Dataset rows describing interfaces:
╭──

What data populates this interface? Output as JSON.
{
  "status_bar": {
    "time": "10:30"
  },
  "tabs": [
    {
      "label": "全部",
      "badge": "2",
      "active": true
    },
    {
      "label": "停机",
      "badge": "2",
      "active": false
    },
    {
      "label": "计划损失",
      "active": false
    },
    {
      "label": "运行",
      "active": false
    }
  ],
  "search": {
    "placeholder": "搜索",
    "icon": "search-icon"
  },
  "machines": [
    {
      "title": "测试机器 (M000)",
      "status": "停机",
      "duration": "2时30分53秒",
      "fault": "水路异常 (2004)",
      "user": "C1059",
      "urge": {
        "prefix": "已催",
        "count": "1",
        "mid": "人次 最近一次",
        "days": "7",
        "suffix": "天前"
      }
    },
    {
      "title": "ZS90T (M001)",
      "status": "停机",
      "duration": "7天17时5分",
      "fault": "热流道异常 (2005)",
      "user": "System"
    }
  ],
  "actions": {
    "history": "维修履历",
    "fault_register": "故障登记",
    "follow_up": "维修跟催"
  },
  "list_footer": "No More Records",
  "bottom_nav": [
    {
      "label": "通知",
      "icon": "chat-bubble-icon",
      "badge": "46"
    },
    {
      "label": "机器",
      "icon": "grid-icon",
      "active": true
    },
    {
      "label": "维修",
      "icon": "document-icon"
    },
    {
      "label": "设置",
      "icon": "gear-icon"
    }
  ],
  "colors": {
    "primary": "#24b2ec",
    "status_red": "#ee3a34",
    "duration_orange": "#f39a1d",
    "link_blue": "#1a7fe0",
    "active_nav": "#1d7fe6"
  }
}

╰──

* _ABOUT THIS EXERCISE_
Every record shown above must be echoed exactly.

* _REPLY TO THE TASK_
What data populates this interface? Output as JSON.
{
  "status_bar": {
    "time": "10:30"
  },
  "tabs": [
    {
      "label": "全部",
      "badge": "2",
      "active": true
    },
    {
      "label": "停机",
      "badge": "2",
      "active": false
    },
    {
      "label": "计划损失",
      "active": false
    },
    {
      "label": "运行",
      "active": false
    }
  ],
  "search": {
    "placeholder": "搜索",
    "icon": "search-icon"
  },
  "machines": [
    {
      "title": "测试机器 (M000)",
      "status": "停机",
      "duration": "2时30分53秒",
      "fault": "水路异常 (2004)",
      "user": "C1059",
      "urge": {
        "prefix": "已催",
        "count": "1",
        "mid": "人次 最近一次",
        "days": "7",
        "suffix": "天前"
      }
    },
    {
      "title": "ZS90T (M001)",
      "status": "停机",
      "duration": "7天17时5分",
      "fault": "热流道异常 (2005)",
      "user": "System"
    }
  ],
  "actions": {
    "history": "维修履历",
    "fault_register": "故障登记",
    "follow_up": "维修跟催"
  },
  "list_footer": "No More Records",
  "bottom_nav": [
    {
      "label": "通知",
      "icon": "chat-bubble-icon",
      "badge": "46"
    },
    {
      "label": "机器",
      "icon": "grid-icon",
      "active": true
    },
    {
      "label": "维修",
      "icon": "document-icon"
    },
    {
      "label": "设置",
      "icon": "gear-icon"
    }
  ],
  "colors": {
    "primary": "#24b2ec",
    "status_red": "#ee3a34",
    "duration_orange": "#f39a1d",
    "link_blue": "#1a7fe0",
    "active_nav": "#1d7fe6"
  }
}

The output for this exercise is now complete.